Data under study:
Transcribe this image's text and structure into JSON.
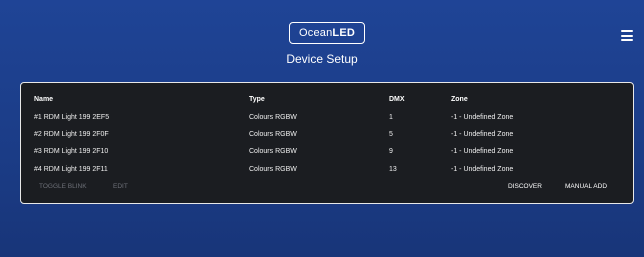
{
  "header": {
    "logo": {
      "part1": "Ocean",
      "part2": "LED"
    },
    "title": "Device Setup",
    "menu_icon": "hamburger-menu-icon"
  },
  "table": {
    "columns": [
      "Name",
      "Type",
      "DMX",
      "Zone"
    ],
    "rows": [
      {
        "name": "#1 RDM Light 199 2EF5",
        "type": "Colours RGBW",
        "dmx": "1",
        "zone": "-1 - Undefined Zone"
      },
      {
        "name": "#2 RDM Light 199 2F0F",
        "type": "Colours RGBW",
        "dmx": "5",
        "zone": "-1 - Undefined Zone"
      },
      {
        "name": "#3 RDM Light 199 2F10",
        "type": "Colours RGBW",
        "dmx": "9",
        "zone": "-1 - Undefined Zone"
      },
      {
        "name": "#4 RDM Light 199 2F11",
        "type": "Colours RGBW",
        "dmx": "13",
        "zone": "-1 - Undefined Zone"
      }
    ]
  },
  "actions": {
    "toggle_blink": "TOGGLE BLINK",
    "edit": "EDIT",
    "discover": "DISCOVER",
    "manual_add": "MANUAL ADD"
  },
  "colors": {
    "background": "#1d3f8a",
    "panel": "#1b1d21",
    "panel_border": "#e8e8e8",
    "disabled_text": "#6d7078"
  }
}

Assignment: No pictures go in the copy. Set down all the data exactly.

Exercise result:
Transcribe this image's text and structure into JSON.
{
  "header": {
    "logo": {
      "part1": "Ocean",
      "part2": "LED"
    },
    "title": "Device Setup",
    "menu_icon": "hamburger-menu-icon"
  },
  "table": {
    "columns": [
      "Name",
      "Type",
      "DMX",
      "Zone"
    ],
    "rows": [
      {
        "name": "#1 RDM Light 199 2EF5",
        "type": "Colours RGBW",
        "dmx": "1",
        "zone": "-1 - Undefined Zone"
      },
      {
        "name": "#2 RDM Light 199 2F0F",
        "type": "Colours RGBW",
        "dmx": "5",
        "zone": "-1 - Undefined Zone"
      },
      {
        "name": "#3 RDM Light 199 2F10",
        "type": "Colours RGBW",
        "dmx": "9",
        "zone": "-1 - Undefined Zone"
      },
      {
        "name": "#4 RDM Light 199 2F11",
        "type": "Colours RGBW",
        "dmx": "13",
        "zone": "-1 - Undefined Zone"
      }
    ]
  },
  "actions": {
    "toggle_blink": "TOGGLE BLINK",
    "edit": "EDIT",
    "discover": "DISCOVER",
    "manual_add": "MANUAL ADD"
  },
  "colors": {
    "background": "#1d3f8a",
    "panel": "#1b1d21",
    "panel_border": "#e8e8e8",
    "disabled_text": "#6d7078"
  }
}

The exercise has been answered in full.